[Saved entries]

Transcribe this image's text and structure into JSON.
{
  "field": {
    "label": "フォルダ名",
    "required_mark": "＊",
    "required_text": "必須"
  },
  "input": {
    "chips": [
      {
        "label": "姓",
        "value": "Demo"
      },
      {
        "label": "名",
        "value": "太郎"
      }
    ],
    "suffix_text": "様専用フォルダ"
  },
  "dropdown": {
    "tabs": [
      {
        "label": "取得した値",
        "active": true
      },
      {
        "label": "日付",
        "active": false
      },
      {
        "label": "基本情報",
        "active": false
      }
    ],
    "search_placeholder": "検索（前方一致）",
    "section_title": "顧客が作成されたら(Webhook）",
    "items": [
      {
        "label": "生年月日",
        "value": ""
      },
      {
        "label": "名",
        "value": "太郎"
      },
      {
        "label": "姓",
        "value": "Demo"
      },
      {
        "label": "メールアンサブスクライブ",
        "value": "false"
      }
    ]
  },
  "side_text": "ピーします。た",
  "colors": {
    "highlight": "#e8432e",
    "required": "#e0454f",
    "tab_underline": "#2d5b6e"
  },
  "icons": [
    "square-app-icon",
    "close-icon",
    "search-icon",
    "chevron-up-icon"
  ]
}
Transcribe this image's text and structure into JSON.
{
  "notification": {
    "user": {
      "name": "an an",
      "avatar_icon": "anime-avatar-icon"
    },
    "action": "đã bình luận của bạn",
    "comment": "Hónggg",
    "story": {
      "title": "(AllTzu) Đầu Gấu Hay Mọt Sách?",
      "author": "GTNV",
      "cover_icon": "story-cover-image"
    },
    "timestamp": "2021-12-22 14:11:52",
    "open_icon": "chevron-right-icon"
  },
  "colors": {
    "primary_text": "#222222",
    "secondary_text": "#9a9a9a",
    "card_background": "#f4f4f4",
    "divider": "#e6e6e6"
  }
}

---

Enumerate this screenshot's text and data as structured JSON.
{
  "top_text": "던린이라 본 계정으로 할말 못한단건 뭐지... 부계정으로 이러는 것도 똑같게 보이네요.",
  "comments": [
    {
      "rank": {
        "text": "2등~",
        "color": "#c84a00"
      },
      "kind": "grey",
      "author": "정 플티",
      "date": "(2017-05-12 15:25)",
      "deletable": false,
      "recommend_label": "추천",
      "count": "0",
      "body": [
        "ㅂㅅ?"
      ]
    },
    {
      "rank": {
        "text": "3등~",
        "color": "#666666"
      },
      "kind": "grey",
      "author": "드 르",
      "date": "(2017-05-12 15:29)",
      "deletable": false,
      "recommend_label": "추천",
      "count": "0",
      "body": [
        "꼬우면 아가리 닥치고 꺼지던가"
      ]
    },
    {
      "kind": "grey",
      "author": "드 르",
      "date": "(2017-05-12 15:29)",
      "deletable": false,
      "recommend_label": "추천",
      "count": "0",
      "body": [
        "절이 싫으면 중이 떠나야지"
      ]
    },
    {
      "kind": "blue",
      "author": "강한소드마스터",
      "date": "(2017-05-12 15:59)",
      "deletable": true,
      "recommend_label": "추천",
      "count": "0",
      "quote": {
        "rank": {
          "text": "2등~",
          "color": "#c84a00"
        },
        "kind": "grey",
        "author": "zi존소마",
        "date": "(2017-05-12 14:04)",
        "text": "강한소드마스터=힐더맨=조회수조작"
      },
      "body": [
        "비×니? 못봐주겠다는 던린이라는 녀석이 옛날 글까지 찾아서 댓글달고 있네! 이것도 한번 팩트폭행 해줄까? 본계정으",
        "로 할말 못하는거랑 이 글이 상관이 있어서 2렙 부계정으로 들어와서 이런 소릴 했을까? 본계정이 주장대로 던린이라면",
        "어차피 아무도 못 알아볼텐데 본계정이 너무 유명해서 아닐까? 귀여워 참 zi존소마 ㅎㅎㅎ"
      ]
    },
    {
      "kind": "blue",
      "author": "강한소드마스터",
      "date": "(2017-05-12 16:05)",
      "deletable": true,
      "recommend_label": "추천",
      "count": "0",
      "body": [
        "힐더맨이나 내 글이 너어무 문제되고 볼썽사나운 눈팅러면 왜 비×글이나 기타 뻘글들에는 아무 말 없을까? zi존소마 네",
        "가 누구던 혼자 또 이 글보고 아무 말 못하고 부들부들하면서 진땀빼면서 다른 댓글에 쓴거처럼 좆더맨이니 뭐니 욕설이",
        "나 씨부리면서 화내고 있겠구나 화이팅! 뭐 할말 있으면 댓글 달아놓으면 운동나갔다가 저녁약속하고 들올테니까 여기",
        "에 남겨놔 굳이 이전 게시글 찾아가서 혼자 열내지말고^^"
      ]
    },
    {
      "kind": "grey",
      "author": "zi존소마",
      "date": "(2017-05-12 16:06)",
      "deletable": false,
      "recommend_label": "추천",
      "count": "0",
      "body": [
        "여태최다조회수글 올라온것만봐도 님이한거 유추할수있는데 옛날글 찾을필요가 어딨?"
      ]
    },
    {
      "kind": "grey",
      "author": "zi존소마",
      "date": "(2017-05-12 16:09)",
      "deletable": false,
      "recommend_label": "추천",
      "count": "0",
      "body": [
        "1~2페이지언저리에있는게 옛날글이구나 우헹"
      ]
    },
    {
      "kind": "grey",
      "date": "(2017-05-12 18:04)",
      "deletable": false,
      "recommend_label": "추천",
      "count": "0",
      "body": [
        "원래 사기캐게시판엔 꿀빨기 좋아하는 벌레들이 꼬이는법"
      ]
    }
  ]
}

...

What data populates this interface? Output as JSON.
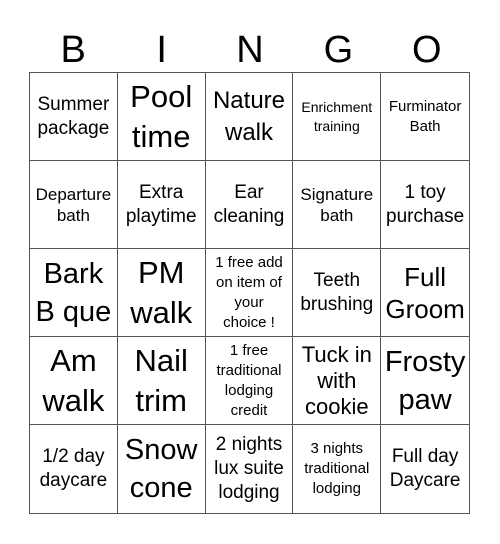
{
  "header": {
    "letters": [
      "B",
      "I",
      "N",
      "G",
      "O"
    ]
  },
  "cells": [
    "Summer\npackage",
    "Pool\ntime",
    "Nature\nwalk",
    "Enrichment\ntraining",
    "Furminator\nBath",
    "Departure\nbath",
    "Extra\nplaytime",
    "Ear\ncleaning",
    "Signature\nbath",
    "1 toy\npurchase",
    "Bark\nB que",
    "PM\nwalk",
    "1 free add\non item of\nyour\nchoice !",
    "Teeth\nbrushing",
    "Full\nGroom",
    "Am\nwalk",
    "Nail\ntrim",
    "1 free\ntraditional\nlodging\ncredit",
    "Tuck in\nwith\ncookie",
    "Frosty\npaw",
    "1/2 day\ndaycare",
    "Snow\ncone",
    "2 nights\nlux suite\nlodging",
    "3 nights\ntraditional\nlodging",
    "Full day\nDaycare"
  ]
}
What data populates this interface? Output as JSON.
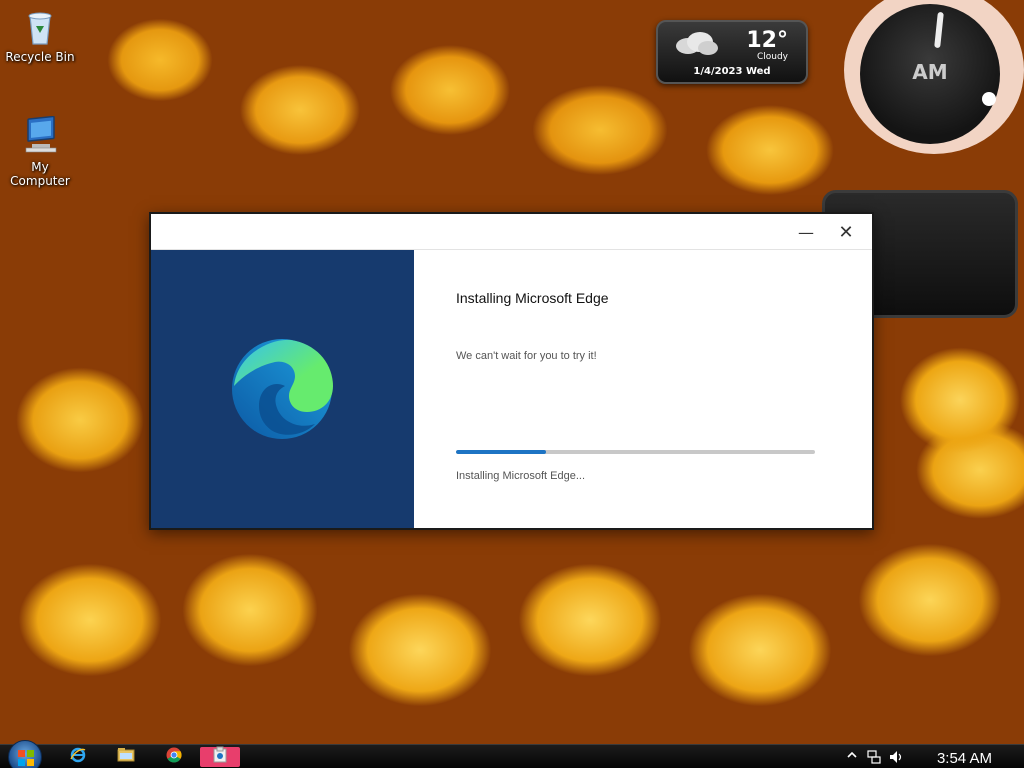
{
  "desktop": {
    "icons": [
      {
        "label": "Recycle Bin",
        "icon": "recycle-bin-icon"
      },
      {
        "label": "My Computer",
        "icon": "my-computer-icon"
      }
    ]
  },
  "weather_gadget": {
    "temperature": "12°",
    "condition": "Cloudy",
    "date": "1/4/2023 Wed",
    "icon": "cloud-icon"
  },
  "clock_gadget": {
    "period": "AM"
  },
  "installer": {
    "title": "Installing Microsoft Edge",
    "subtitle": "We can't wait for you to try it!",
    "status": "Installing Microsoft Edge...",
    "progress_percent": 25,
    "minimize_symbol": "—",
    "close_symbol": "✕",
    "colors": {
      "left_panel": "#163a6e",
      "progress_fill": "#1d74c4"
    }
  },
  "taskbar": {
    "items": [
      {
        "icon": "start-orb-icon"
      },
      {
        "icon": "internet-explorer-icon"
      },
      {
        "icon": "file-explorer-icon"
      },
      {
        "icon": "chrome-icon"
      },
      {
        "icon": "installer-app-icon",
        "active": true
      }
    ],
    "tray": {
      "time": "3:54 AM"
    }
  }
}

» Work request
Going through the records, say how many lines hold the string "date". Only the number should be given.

» Output for this task
10